A fact sheet provided by the State Department says the implementation plan's three lines of effort are "prioritizing strategic competition," "organizing for success," and "creating conducive environments."
The U.S. government will work with partners and allies to identify what capabilities they need and initiate a "whole-of-government effort to expedite transfers that support these essential foreign policy and national security objectives," the fact sheet states. The United States will also "compete with adversaries" by pitching allies and partners on "alternatives to foreign defense articles in order to maintain U.S. influence in key regions," it continues.
U.S.-made systems will be made more competitive by building "exportability into design and development, expanding support for non-Program of Record systems, and by incentivizing increased production capacity and timely delivery," according to the document. Agencies will also work to update policy and regulatory frameworks like the International Traffic in Arms Regulations, it states.
Meanwhile, U.S. government officials will do more to promote foreign sales of U.S. equipment and "exploring mechanisms to reduce financial barriers to the procurement of American defense goods and services," the fact sheet states. However, the United States will also ensure policies like offset requirements do not put American jobs at risk, the document continues.
Finally, the U.S. government is also expected to establish time lines and milestones for conventional arms transfers, according to the fact sheet.
The Aerospace Industries Association praised the implementation plan in a statement.

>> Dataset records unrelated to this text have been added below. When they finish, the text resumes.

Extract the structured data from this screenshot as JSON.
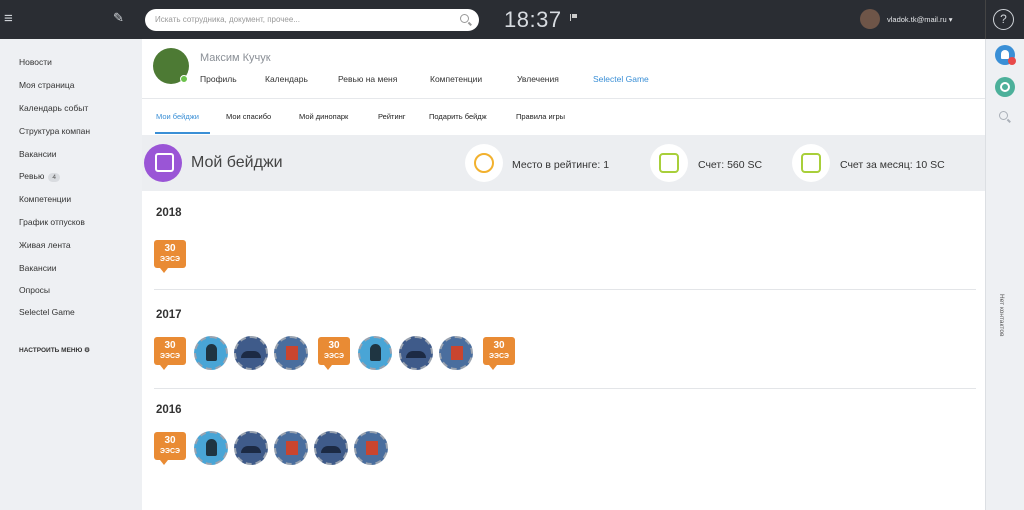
{
  "topbar": {
    "search_placeholder": "Искать сотрудника, документ, прочее...",
    "time": "18:37",
    "user_email": "vladok.tk@mail.ru",
    "help": "?"
  },
  "sidebar": {
    "items": [
      {
        "label": "Новости"
      },
      {
        "label": "Моя страница"
      },
      {
        "label": "Календарь событ"
      },
      {
        "label": "Структура компан"
      },
      {
        "label": "Вакансии"
      },
      {
        "label": "Ревью",
        "badge": "4"
      },
      {
        "label": "Компетенции"
      },
      {
        "label": "График отпусков"
      },
      {
        "label": "Живая лента"
      },
      {
        "label": "Вакансии"
      },
      {
        "label": "Опросы"
      },
      {
        "label": "Selectel Game"
      }
    ],
    "configure": "НАСТРОИТЬ МЕНЮ"
  },
  "profile": {
    "name": "Максим Кучук",
    "tabs": [
      {
        "label": "Профиль"
      },
      {
        "label": "Календарь"
      },
      {
        "label": "Ревью на меня"
      },
      {
        "label": "Компетенции"
      },
      {
        "label": "Увлечения"
      },
      {
        "label": "Selectel Game",
        "active": true
      }
    ]
  },
  "subtabs": [
    {
      "label": "Мои бейджи",
      "active": true
    },
    {
      "label": "Мои спасибо"
    },
    {
      "label": "Мой динопарк"
    },
    {
      "label": "Рейтинг"
    },
    {
      "label": "Подарить бейдж"
    },
    {
      "label": "Правила игры"
    }
  ],
  "banner": {
    "title": "Мой бейджи",
    "rating": "Место в рейтинге: 1",
    "score": "Счет: 560 SC",
    "month_score": "Счет за месяц: 10 SC"
  },
  "badge_text": {
    "number": "30",
    "label": "ЭЭСЭ"
  },
  "years": [
    {
      "year": "2018",
      "badges": [
        "30-days",
        "",
        "",
        "",
        "",
        "",
        "",
        "",
        ""
      ]
    },
    {
      "year": "2017"
    },
    {
      "year": "2016"
    }
  ],
  "rightbar": {
    "contacts": "Нет контактов"
  }
}
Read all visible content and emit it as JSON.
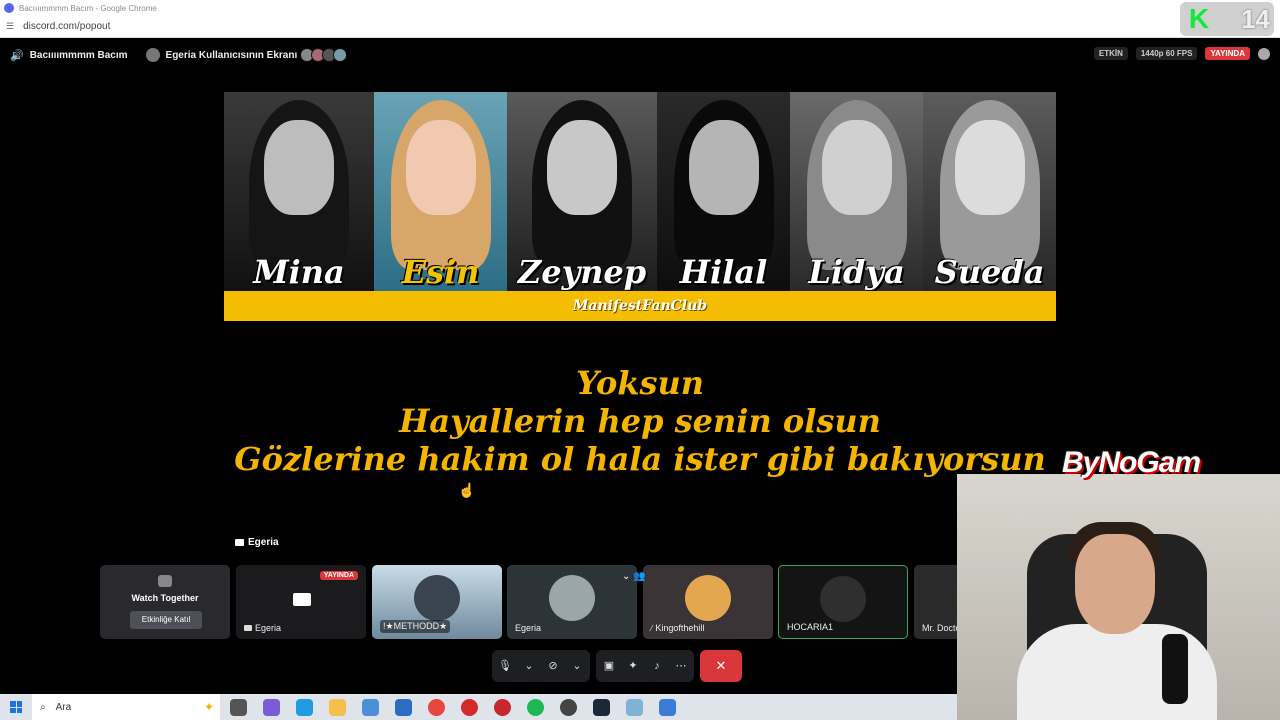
{
  "browser": {
    "window_title": "Bacıııımmmm Bacım - Google Chrome",
    "url": "discord.com/popout"
  },
  "overlay_badge": {
    "number": "14"
  },
  "discord": {
    "channel_name": "Bacıııımmmm Bacım",
    "screen_title": "Egeria Kullanıcısının Ekranı",
    "etkin_label": "ETKİN",
    "quality_label": "1440p 60 FPS",
    "live_label": "YAYINDA"
  },
  "banner": {
    "names": [
      "Mina",
      "Esin",
      "Zeynep",
      "Hilal",
      "Lidya",
      "Sueda"
    ],
    "footer": "ManifestFanClub"
  },
  "lyrics": [
    "Yoksun",
    "Hayallerin hep senin olsun",
    "Gözlerine hakim ol hala ister gibi bakıyorsun"
  ],
  "participants": {
    "label": "Egeria",
    "watch_together_title": "Watch Together",
    "watch_together_button": "Etkinliğe Katıl",
    "tiles": [
      {
        "name": "Egeria",
        "badge": "YAYINDA"
      },
      {
        "name": "!★METHODD★"
      },
      {
        "name": "Egeria"
      },
      {
        "name": "Kingofthehill"
      },
      {
        "name": "HOCARIA1"
      },
      {
        "name": "Mr. Docto"
      }
    ]
  },
  "webcam": {
    "brand": "ByNoGam"
  },
  "taskbar": {
    "search_placeholder": "Ara"
  },
  "colors": {
    "banner_gold": "#f5bd02",
    "lyrics_gold": "#f5b400",
    "live_red": "#da373c",
    "discord_dark": "#1e1f22"
  }
}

"We are gratified to see our recommendations for strategic focus, whole of government coordination, and enhanced accountability feature prominently in the newly released CAT Policy implementation plan," AIA President Eric Fanning said. "It is absolutely essential for our government and our industry to get to the right answers on defense trade with our allies sooner, so that we can continue to 'outpartner' our adversaries. Going forward we commit to expanding our already robust dialogue and partnership with the government's security cooperation enterprise to sustain and grow the competitiveness of U.S. defense exports."